Clinically depressed and typically developing mother–infant dyads: Domain base rates and correspondences, relationship contingencies and attunement
【Abstract】 Maternal depression is associated with adverse outcomes in infants. Unfavorable parenting practices likely constitute one pathway of risk transmission from mother to infant, but definitional and methodological variation in the extant literature precludes a comprehensive or conclusive understanding of potential underlying mechanisms. This study aimed to illuminate the role of maternal clinical depression in mother–infant interaction by turning a microanalytic lens on four substantive relationship issues: base rates, correspondences, contingencies, and attunement. Several maternal parenting practices (aggregated into social, didactic, and language domains) and several infant behaviors (aggregated into social, exploration, and non-distress vocalization domains) were microcoded to 0.10 s from naturalistic hour long interactions of clinically depressed mothers (n = 60) and matched non-depressed controls (n = 60) with their 5-month-olds. Clinically depressed mothers spontaneously engaged their infants less didactically, were less contingent to their infants in social, didactic, and language domains, and were less attuned with their infants than were non-depressed mothers. Infants of clinically depressed mothers vocalized non-distress less than infants of non-depressed mothers. These differences unveil key disadvantages in the everyday lived experiences of infants of clinically depressed mothers. The findings advance understanding of maternal depression and its effects and have implications for identifying infants at risk on account of their mothers’ clinical depression.

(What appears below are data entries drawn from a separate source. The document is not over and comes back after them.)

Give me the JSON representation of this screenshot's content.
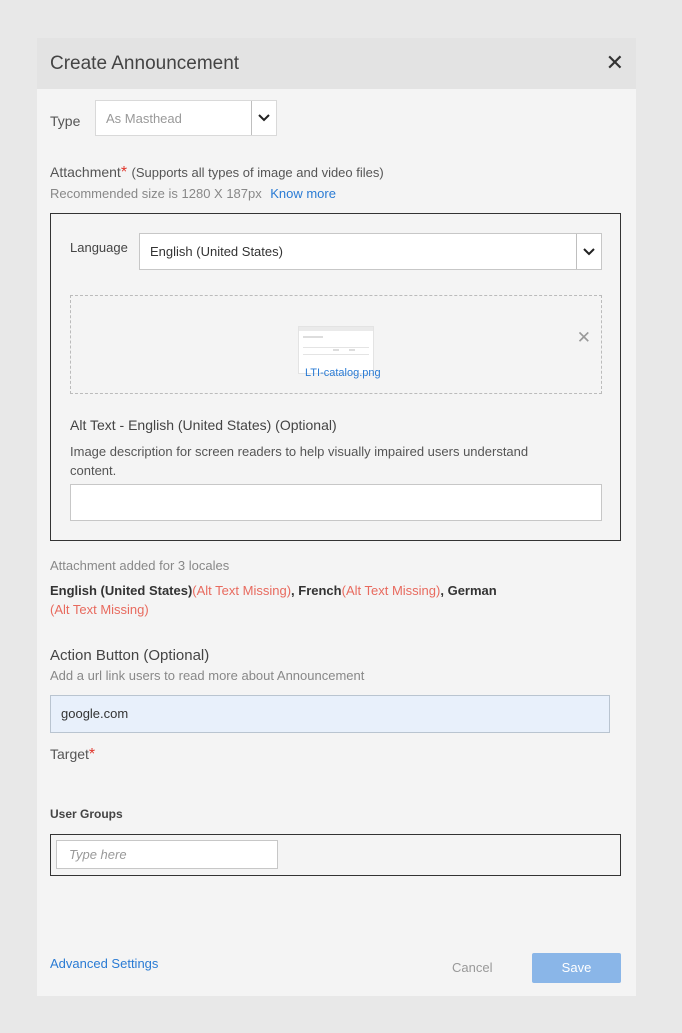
{
  "dialog": {
    "title": "Create Announcement",
    "type_label": "Type",
    "type_value": "As Masthead",
    "attachment_label": "Attachment",
    "attachment_required": "*",
    "attachment_note": "(Supports all types of image and video files)",
    "recommended_size": "Recommended size is 1280 X 187px",
    "know_more": "Know more",
    "language_label": "Language",
    "language_value": "English (United States)",
    "file_name": "LTI-catalog.png",
    "alt_text_title": "Alt Text - English (United States) (Optional)",
    "alt_text_desc": "Image description for screen readers to help visually impaired users understand content.",
    "alt_text_value": "",
    "locales_summary": "Attachment added for 3 locales",
    "locales": [
      {
        "name": "English (United States)",
        "status": "(Alt Text Missing)"
      },
      {
        "name": "French",
        "status": "(Alt Text Missing)"
      },
      {
        "name": "German",
        "status": "(Alt Text Missing)"
      }
    ],
    "action_button_label": "Action Button (Optional)",
    "action_button_desc": "Add a url link users to read more about Announcement",
    "action_url": "google.com",
    "target_label": "Target",
    "target_required": "*",
    "user_groups_label": "User Groups",
    "user_groups_placeholder": "Type here",
    "advanced_settings": "Advanced Settings",
    "cancel": "Cancel",
    "save": "Save"
  },
  "colors": {
    "accent": "#2a7bd4",
    "required": "#e0352b",
    "warning": "#e86a5e",
    "save_button": "#8ab6e8"
  }
}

【Author】 Marc H. Bornstein, Nanmathi Manian, Lauren M. Henry
【Journal】 Infancy(IF：2.6) Time：2021-08-04